WORK TO COMPLETE —
Could you copy out all of the records below exactly, leaving out every picture?

INPUT DATA —
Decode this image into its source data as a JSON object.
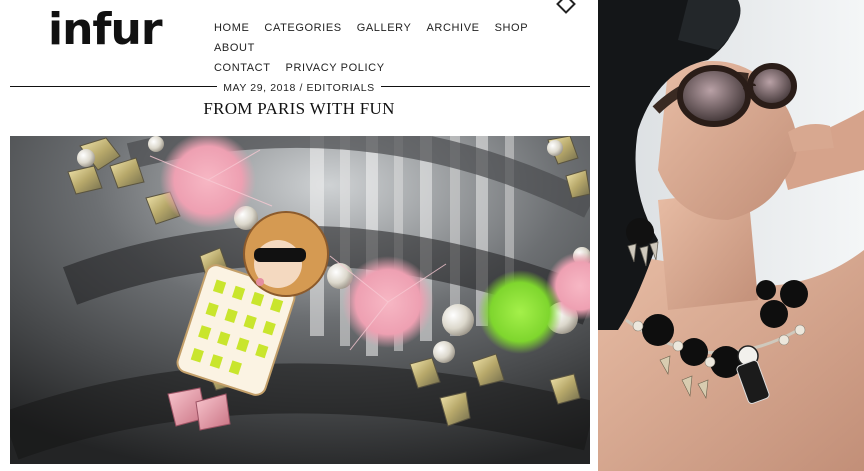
{
  "site": {
    "logo_text": "infur"
  },
  "nav": {
    "items": [
      {
        "label": "HOME"
      },
      {
        "label": "CATEGORIES"
      },
      {
        "label": "GALLERY"
      },
      {
        "label": "ARCHIVE"
      },
      {
        "label": "SHOP"
      },
      {
        "label": "ABOUT"
      },
      {
        "label": "CONTACT"
      },
      {
        "label": "PRIVACY POLICY"
      }
    ]
  },
  "post": {
    "date": "MAY 29, 2018",
    "separator": " / ",
    "category": "EDITORIALS",
    "title": "FROM PARIS WITH FUN"
  },
  "colors": {
    "text": "#111111",
    "pom_pink": "#f3a9b9",
    "pom_green": "#8ee63a",
    "background": "#ffffff"
  }
}
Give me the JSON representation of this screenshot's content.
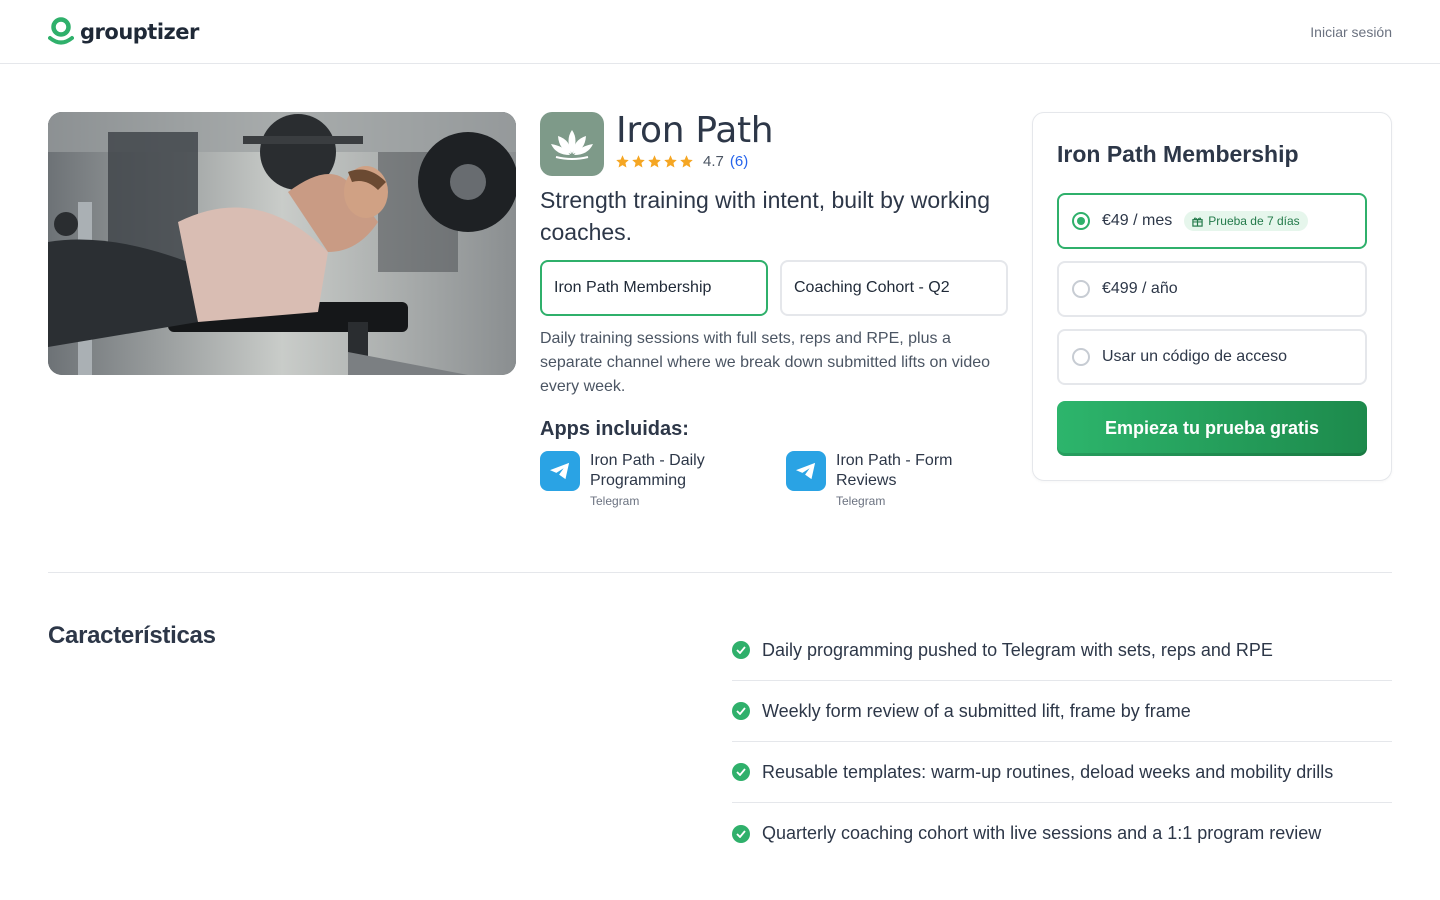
{
  "header": {
    "brand": "grouptizer",
    "login_label": "Iniciar sesión"
  },
  "product": {
    "title": "Iron Path",
    "rating_value": "4.7",
    "rating_count": "(6)",
    "rating_stars": 5,
    "tagline": "Strength training with intent, built by working coaches.",
    "plans": [
      "Iron Path Membership",
      "Coaching Cohort - Q2"
    ],
    "active_plan": 0,
    "description": "Daily training sessions with full sets, reps and RPE, plus a separate channel where we break down submitted lifts on video every week.",
    "apps_heading": "Apps incluidas:",
    "apps": [
      {
        "name": "Iron Path - Daily Programming",
        "platform": "Telegram",
        "icon": "telegram-icon"
      },
      {
        "name": "Iron Path - Form Reviews",
        "platform": "Telegram",
        "icon": "telegram-icon"
      }
    ]
  },
  "pricing": {
    "title": "Iron Path Membership",
    "options": [
      {
        "label": "€49 / mes",
        "badge": "Prueba de 7 días",
        "selected": true
      },
      {
        "label": "€499 / año",
        "selected": false
      },
      {
        "label": "Usar un código de acceso",
        "selected": false
      }
    ],
    "cta_label": "Empieza tu prueba gratis"
  },
  "features": {
    "title": "Características",
    "items": [
      "Daily programming pushed to Telegram with sets, reps and RPE",
      "Weekly form review of a submitted lift, frame by frame",
      "Reusable templates: warm-up routines, deload weeks and mobility drills",
      "Quarterly coaching cohort with live sessions and a 1:1 program review"
    ]
  },
  "colors": {
    "accent": "#2fb06b",
    "star": "#f5a623",
    "link": "#2563eb",
    "app_icon_bg": "#7e9a89",
    "telegram": "#2aa3e4"
  }
}
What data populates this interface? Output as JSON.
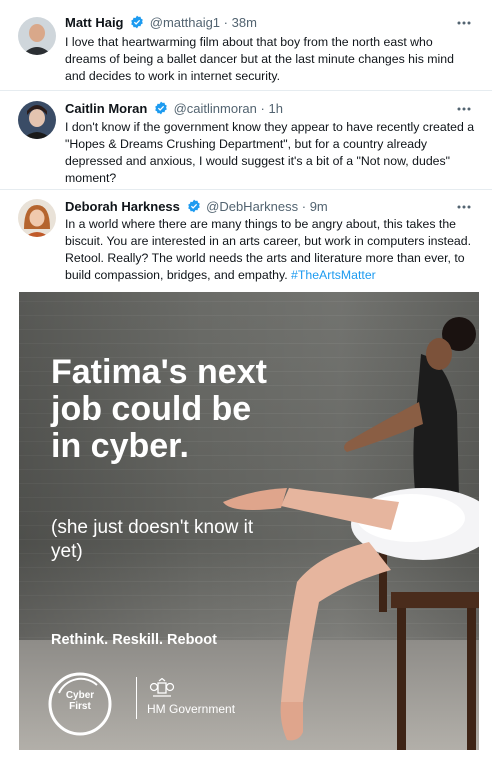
{
  "tweets": [
    {
      "name": "Matt Haig",
      "handle": "@matthaig1",
      "separator": "·",
      "time": "38m",
      "text": "I love that heartwarming film about that boy from the north east who dreams of being a ballet dancer but at the last minute changes his mind and decides to work in internet security."
    },
    {
      "name": "Caitlin Moran",
      "handle": "@caitlinmoran",
      "separator": "·",
      "time": "1h",
      "text": "I don't know if the government know they appear to have recently created a \"Hopes & Dreams Crushing Department\", but for a country already depressed and anxious, I would suggest it's a bit of a \"Not now, dudes\" moment?"
    },
    {
      "name": "Deborah Harkness",
      "handle": "@DebHarkness",
      "separator": "·",
      "time": "9m",
      "text": "In a world where there are many things to be angry about, this takes the biscuit. You are interested in an arts career, but work in computers instead. Retool. Really? The world needs the arts and literature more than ever, to build compassion, bridges, and empathy. ",
      "hashtag": "#TheArtsMatter"
    }
  ],
  "media": {
    "headline": "Fatima's next job could be in cyber.",
    "subline": "(she just doesn't know it yet)",
    "tagline": "Rethink. Reskill. Reboot",
    "logo_line1": "Cyber",
    "logo_line2": "First",
    "government": "HM Government"
  },
  "colors": {
    "verified": "#1d9bf0",
    "hashtag": "#1d9bf0",
    "muted": "#536471"
  },
  "icons": [
    "verified-badge-icon",
    "more-options-icon",
    "cyberfirst-logo-icon",
    "royal-crest-icon"
  ]
}
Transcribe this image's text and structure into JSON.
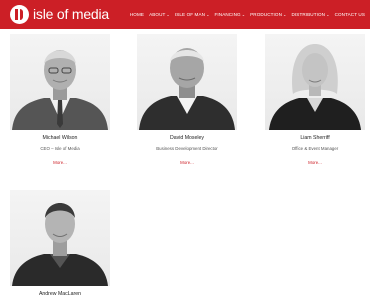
{
  "site": {
    "logo_text": "isle of media"
  },
  "nav": {
    "items": [
      {
        "label": "HOME",
        "has_dropdown": false
      },
      {
        "label": "ABOUT",
        "has_dropdown": true
      },
      {
        "label": "ISLE OF MAN",
        "has_dropdown": true
      },
      {
        "label": "FINANCING",
        "has_dropdown": true
      },
      {
        "label": "PRODUCTION",
        "has_dropdown": true
      },
      {
        "label": "DISTRIBUTION",
        "has_dropdown": true
      },
      {
        "label": "CONTACT US",
        "has_dropdown": false
      }
    ],
    "dropdown_glyph": "⌄"
  },
  "team": [
    {
      "name": "Michael Wilson",
      "role": "CEO – Isle of Media",
      "more": "More..."
    },
    {
      "name": "David Moseley",
      "role": "Business Development Director",
      "more": "More..."
    },
    {
      "name": "Liam Sherriff",
      "role": "Office & Event Manager",
      "more": "More..."
    },
    {
      "name": "Andrew MacLaren",
      "role": "",
      "more": ""
    }
  ],
  "colors": {
    "brand_red": "#cc1f26",
    "link_red": "#cc1f26"
  },
  "icons": {
    "logo": "isle-of-media-logo-mark",
    "dropdown": "chevron-down-icon"
  }
}
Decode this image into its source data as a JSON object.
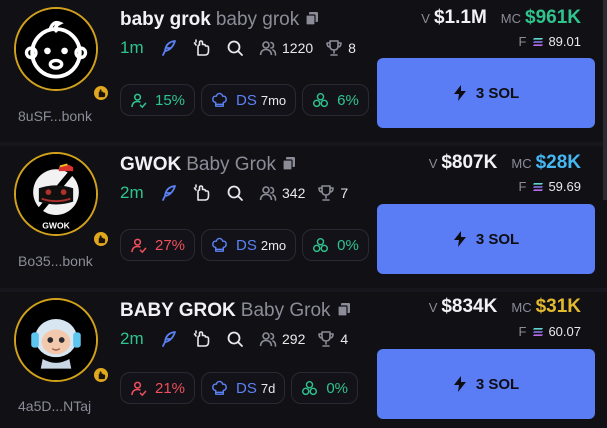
{
  "tokens": [
    {
      "symbol": "baby grok",
      "name": "baby grok",
      "age": "1m",
      "holders": "1220",
      "trophies": "8",
      "creator": "8uSF...bonk",
      "pill_top10": "15%",
      "pill_top10_color": "#2fc48d",
      "dev_label": "DS",
      "dev_age": "7mo",
      "pill_bundle": "6%",
      "v_label": "V",
      "volume": "$1.1M",
      "mc_label": "MC",
      "market_cap": "$961K",
      "mc_color": "#2fc48d",
      "f_label": "F",
      "fee": "89.01",
      "buy_label": "3 SOL"
    },
    {
      "symbol": "GWOK",
      "name": "Baby Grok",
      "age": "2m",
      "holders": "342",
      "trophies": "7",
      "creator": "Bo35...bonk",
      "pill_top10": "27%",
      "pill_top10_color": "#ee4f5c",
      "dev_label": "DS",
      "dev_age": "2mo",
      "pill_bundle": "0%",
      "v_label": "V",
      "volume": "$807K",
      "mc_label": "MC",
      "market_cap": "$28K",
      "mc_color": "#45b7f2",
      "f_label": "F",
      "fee": "59.69",
      "buy_label": "3 SOL",
      "avatar_text": "GWOK"
    },
    {
      "symbol": "BABY GROK",
      "name": "Baby Grok",
      "age": "2m",
      "holders": "292",
      "trophies": "4",
      "creator": "4a5D...NTaj",
      "pill_top10": "21%",
      "pill_top10_color": "#ee4f5c",
      "dev_label": "DS",
      "dev_age": "7d",
      "pill_bundle": "0%",
      "v_label": "V",
      "volume": "$834K",
      "mc_label": "MC",
      "market_cap": "$31K",
      "mc_color": "#e3b92e",
      "f_label": "F",
      "fee": "60.07",
      "buy_label": "3 SOL"
    }
  ],
  "colors": {
    "accent": "#5a7cf4",
    "green": "#2fc48d",
    "red": "#ee4f5c",
    "gold": "#d2a11c"
  },
  "icons": [
    "copy-icon",
    "feather-icon",
    "hand-icon",
    "search-icon",
    "users-icon",
    "trophy-icon",
    "user-check-icon",
    "chef-hat-icon",
    "bundle-icon",
    "lightning-icon",
    "solana-icon",
    "badge-hand-icon"
  ]
}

FINAL ANSWER —
Decode this image into its source data as a JSON object.
{
  "site": {
    "logo_text": "infur"
  },
  "nav": {
    "items": [
      {
        "label": "HOME"
      },
      {
        "label": "CATEGORIES"
      },
      {
        "label": "GALLERY"
      },
      {
        "label": "ARCHIVE"
      },
      {
        "label": "SHOP"
      },
      {
        "label": "ABOUT"
      },
      {
        "label": "CONTACT"
      },
      {
        "label": "PRIVACY POLICY"
      }
    ]
  },
  "post": {
    "date": "MAY 29, 2018",
    "separator": " / ",
    "category": "EDITORIALS",
    "title": "FROM PARIS WITH FUN"
  },
  "colors": {
    "text": "#111111",
    "pom_pink": "#f3a9b9",
    "pom_green": "#8ee63a",
    "background": "#ffffff"
  }
}
Give me the JSON representation of this screenshot's content.
{
  "header": {
    "brand": "grouptizer",
    "login_label": "Iniciar sesión"
  },
  "product": {
    "title": "Iron Path",
    "rating_value": "4.7",
    "rating_count": "(6)",
    "rating_stars": 5,
    "tagline": "Strength training with intent, built by working coaches.",
    "plans": [
      "Iron Path Membership",
      "Coaching Cohort - Q2"
    ],
    "active_plan": 0,
    "description": "Daily training sessions with full sets, reps and RPE, plus a separate channel where we break down submitted lifts on video every week.",
    "apps_heading": "Apps incluidas:",
    "apps": [
      {
        "name": "Iron Path - Daily Programming",
        "platform": "Telegram",
        "icon": "telegram-icon"
      },
      {
        "name": "Iron Path - Form Reviews",
        "platform": "Telegram",
        "icon": "telegram-icon"
      }
    ]
  },
  "pricing": {
    "title": "Iron Path Membership",
    "options": [
      {
        "label": "€49 / mes",
        "badge": "Prueba de 7 días",
        "selected": true
      },
      {
        "label": "€499 / año",
        "selected": false
      },
      {
        "label": "Usar un código de acceso",
        "selected": false
      }
    ],
    "cta_label": "Empieza tu prueba gratis"
  },
  "features": {
    "title": "Características",
    "items": [
      "Daily programming pushed to Telegram with sets, reps and RPE",
      "Weekly form review of a submitted lift, frame by frame",
      "Reusable templates: warm-up routines, deload weeks and mobility drills",
      "Quarterly coaching cohort with live sessions and a 1:1 program review"
    ]
  },
  "colors": {
    "accent": "#2fb06b",
    "star": "#f5a623",
    "link": "#2563eb",
    "app_icon_bg": "#7e9a89",
    "telegram": "#2aa3e4"
  }
}
What data populates this interface? Output as JSON.
{
  "tweets": [
    {
      "name": "Matt Haig",
      "handle": "@matthaig1",
      "separator": "·",
      "time": "38m",
      "text": "I love that heartwarming film about that boy from the north east who dreams of being a ballet dancer but at the last minute changes his mind and decides to work in internet security."
    },
    {
      "name": "Caitlin Moran",
      "handle": "@caitlinmoran",
      "separator": "·",
      "time": "1h",
      "text": "I don't know if the government know they appear to have recently created a \"Hopes & Dreams Crushing Department\", but for a country already depressed and anxious, I would suggest it's a bit of a \"Not now, dudes\" moment?"
    },
    {
      "name": "Deborah Harkness",
      "handle": "@DebHarkness",
      "separator": "·",
      "time": "9m",
      "text": "In a world where there are many things to be angry about, this takes the biscuit. You are interested in an arts career, but work in computers instead. Retool. Really? The world needs the arts and literature more than ever, to build compassion, bridges, and empathy. ",
      "hashtag": "#TheArtsMatter"
    }
  ],
  "media": {
    "headline": "Fatima's next job could be in cyber.",
    "subline": "(she just doesn't know it yet)",
    "tagline": "Rethink. Reskill. Reboot",
    "logo_line1": "Cyber",
    "logo_line2": "First",
    "government": "HM Government"
  },
  "colors": {
    "verified": "#1d9bf0",
    "hashtag": "#1d9bf0",
    "muted": "#536471"
  },
  "icons": [
    "verified-badge-icon",
    "more-options-icon",
    "cyberfirst-logo-icon",
    "royal-crest-icon"
  ]
}
Transcribe this image's text and structure into JSON.
{
  "site": {
    "logo_text": "isle of media"
  },
  "nav": {
    "items": [
      {
        "label": "HOME",
        "has_dropdown": false
      },
      {
        "label": "ABOUT",
        "has_dropdown": true
      },
      {
        "label": "ISLE OF MAN",
        "has_dropdown": true
      },
      {
        "label": "FINANCING",
        "has_dropdown": true
      },
      {
        "label": "PRODUCTION",
        "has_dropdown": true
      },
      {
        "label": "DISTRIBUTION",
        "has_dropdown": true
      },
      {
        "label": "CONTACT US",
        "has_dropdown": false
      }
    ],
    "dropdown_glyph": "⌄"
  },
  "team": [
    {
      "name": "Michael Wilson",
      "role": "CEO – Isle of Media",
      "more": "More..."
    },
    {
      "name": "David Moseley",
      "role": "Business Development Director",
      "more": "More..."
    },
    {
      "name": "Liam Sherriff",
      "role": "Office & Event Manager",
      "more": "More..."
    },
    {
      "name": "Andrew MacLaren",
      "role": "",
      "more": ""
    }
  ],
  "colors": {
    "brand_red": "#cc1f26",
    "link_red": "#cc1f26"
  },
  "icons": {
    "logo": "isle-of-media-logo-mark",
    "dropdown": "chevron-down-icon"
  }
}
Decode this image into its source data as a JSON object.
{
  "tokens": [
    {
      "symbol": "baby grok",
      "name": "baby grok",
      "age": "1m",
      "holders": "1220",
      "trophies": "8",
      "creator": "8uSF...bonk",
      "pill_top10": "15%",
      "pill_top10_color": "#2fc48d",
      "dev_label": "DS",
      "dev_age": "7mo",
      "pill_bundle": "6%",
      "v_label": "V",
      "volume": "$1.1M",
      "mc_label": "MC",
      "market_cap": "$961K",
      "mc_color": "#2fc48d",
      "f_label": "F",
      "fee": "89.01",
      "buy_label": "3 SOL"
    },
    {
      "symbol": "GWOK",
      "name": "Baby Grok",
      "age": "2m",
      "holders": "342",
      "trophies": "7",
      "creator": "Bo35...bonk",
      "pill_top10": "27%",
      "pill_top10_color": "#ee4f5c",
      "dev_label": "DS",
      "dev_age": "2mo",
      "pill_bundle": "0%",
      "v_label": "V",
      "volume": "$807K",
      "mc_label": "MC",
      "market_cap": "$28K",
      "mc_color": "#45b7f2",
      "f_label": "F",
      "fee": "59.69",
      "buy_label": "3 SOL",
      "avatar_text": "GWOK"
    },
    {
      "symbol": "BABY GROK",
      "name": "Baby Grok",
      "age": "2m",
      "holders": "292",
      "trophies": "4",
      "creator": "4a5D...NTaj",
      "pill_top10": "21%",
      "pill_top10_color": "#ee4f5c",
      "dev_label": "DS",
      "dev_age": "7d",
      "pill_bundle": "0%",
      "v_label": "V",
      "volume": "$834K",
      "mc_label": "MC",
      "market_cap": "$31K",
      "mc_color": "#e3b92e",
      "f_label": "F",
      "fee": "60.07",
      "buy_label": "3 SOL"
    }
  ],
  "colors": {
    "accent": "#5a7cf4",
    "green": "#2fc48d",
    "red": "#ee4f5c",
    "gold": "#d2a11c"
  },
  "icons": [
    "copy-icon",
    "feather-icon",
    "hand-icon",
    "search-icon",
    "users-icon",
    "trophy-icon",
    "user-check-icon",
    "chef-hat-icon",
    "bundle-icon",
    "lightning-icon",
    "solana-icon",
    "badge-hand-icon"
  ]
}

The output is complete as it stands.